Supplied data section start
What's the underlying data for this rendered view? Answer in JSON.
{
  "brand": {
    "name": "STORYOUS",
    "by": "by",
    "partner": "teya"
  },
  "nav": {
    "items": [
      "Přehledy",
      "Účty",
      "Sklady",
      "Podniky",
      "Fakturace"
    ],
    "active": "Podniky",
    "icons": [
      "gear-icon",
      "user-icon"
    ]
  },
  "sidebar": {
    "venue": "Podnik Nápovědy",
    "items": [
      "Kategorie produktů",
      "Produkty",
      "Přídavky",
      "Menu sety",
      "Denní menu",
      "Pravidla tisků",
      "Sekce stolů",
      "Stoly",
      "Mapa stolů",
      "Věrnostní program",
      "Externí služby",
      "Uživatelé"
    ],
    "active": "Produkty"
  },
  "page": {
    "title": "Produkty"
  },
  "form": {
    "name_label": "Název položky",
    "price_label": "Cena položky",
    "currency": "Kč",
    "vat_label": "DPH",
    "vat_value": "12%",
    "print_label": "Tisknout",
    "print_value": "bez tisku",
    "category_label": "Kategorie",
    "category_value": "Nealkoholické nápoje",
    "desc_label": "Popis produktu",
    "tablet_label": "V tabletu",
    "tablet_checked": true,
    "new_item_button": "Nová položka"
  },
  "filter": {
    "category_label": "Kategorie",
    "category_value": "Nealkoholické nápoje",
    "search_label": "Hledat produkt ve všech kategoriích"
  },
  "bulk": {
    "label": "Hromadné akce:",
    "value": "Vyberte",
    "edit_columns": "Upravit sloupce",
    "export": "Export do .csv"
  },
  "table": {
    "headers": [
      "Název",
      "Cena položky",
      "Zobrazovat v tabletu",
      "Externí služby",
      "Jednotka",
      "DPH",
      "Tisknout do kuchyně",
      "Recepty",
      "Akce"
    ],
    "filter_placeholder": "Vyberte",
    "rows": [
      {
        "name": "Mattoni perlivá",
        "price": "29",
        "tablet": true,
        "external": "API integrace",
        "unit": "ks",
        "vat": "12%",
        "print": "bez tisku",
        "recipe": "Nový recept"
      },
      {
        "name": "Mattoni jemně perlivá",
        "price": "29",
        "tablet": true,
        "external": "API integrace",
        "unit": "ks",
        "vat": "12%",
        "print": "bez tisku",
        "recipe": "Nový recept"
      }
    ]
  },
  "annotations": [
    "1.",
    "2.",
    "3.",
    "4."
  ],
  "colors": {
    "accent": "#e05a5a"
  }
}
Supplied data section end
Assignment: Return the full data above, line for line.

Answer to this problem:
What's the underlying data for this rendered view? Answer in JSON.
{
  "brand": {
    "name": "STORYOUS",
    "by": "by",
    "partner": "teya"
  },
  "nav": {
    "items": [
      "Přehledy",
      "Účty",
      "Sklady",
      "Podniky",
      "Fakturace"
    ],
    "active": "Podniky",
    "icons": [
      "gear-icon",
      "user-icon"
    ]
  },
  "sidebar": {
    "venue": "Podnik Nápovědy",
    "items": [
      "Kategorie produktů",
      "Produkty",
      "Přídavky",
      "Menu sety",
      "Denní menu",
      "Pravidla tisků",
      "Sekce stolů",
      "Stoly",
      "Mapa stolů",
      "Věrnostní program",
      "Externí služby",
      "Uživatelé"
    ],
    "active": "Produkty"
  },
  "page": {
    "title": "Produkty"
  },
  "form": {
    "name_label": "Název položky",
    "price_label": "Cena položky",
    "currency": "Kč",
    "vat_label": "DPH",
    "vat_value": "12%",
    "print_label": "Tisknout",
    "print_value": "bez tisku",
    "category_label": "Kategorie",
    "category_value": "Nealkoholické nápoje",
    "desc_label": "Popis produktu",
    "tablet_label": "V tabletu",
    "tablet_checked": true,
    "new_item_button": "Nová položka"
  },
  "filter": {
    "category_label": "Kategorie",
    "category_value": "Nealkoholické nápoje",
    "search_label": "Hledat produkt ve všech kategoriích"
  },
  "bulk": {
    "label": "Hromadné akce:",
    "value": "Vyberte",
    "edit_columns": "Upravit sloupce",
    "export": "Export do .csv"
  },
  "table": {
    "headers": [
      "Název",
      "Cena položky",
      "Zobrazovat v tabletu",
      "Externí služby",
      "Jednotka",
      "DPH",
      "Tisknout do kuchyně",
      "Recepty",
      "Akce"
    ],
    "filter_placeholder": "Vyberte",
    "rows": [
      {
        "name": "Mattoni perlivá",
        "price": "29",
        "tablet": true,
        "external": "API integrace",
        "unit": "ks",
        "vat": "12%",
        "print": "bez tisku",
        "recipe": "Nový recept"
      },
      {
        "name": "Mattoni jemně perlivá",
        "price": "29",
        "tablet": true,
        "external": "API integrace",
        "unit": "ks",
        "vat": "12%",
        "print": "bez tisku",
        "recipe": "Nový recept"
      }
    ]
  },
  "annotations": [
    "1.",
    "2.",
    "3.",
    "4."
  ],
  "colors": {
    "accent": "#e05a5a"
  }
}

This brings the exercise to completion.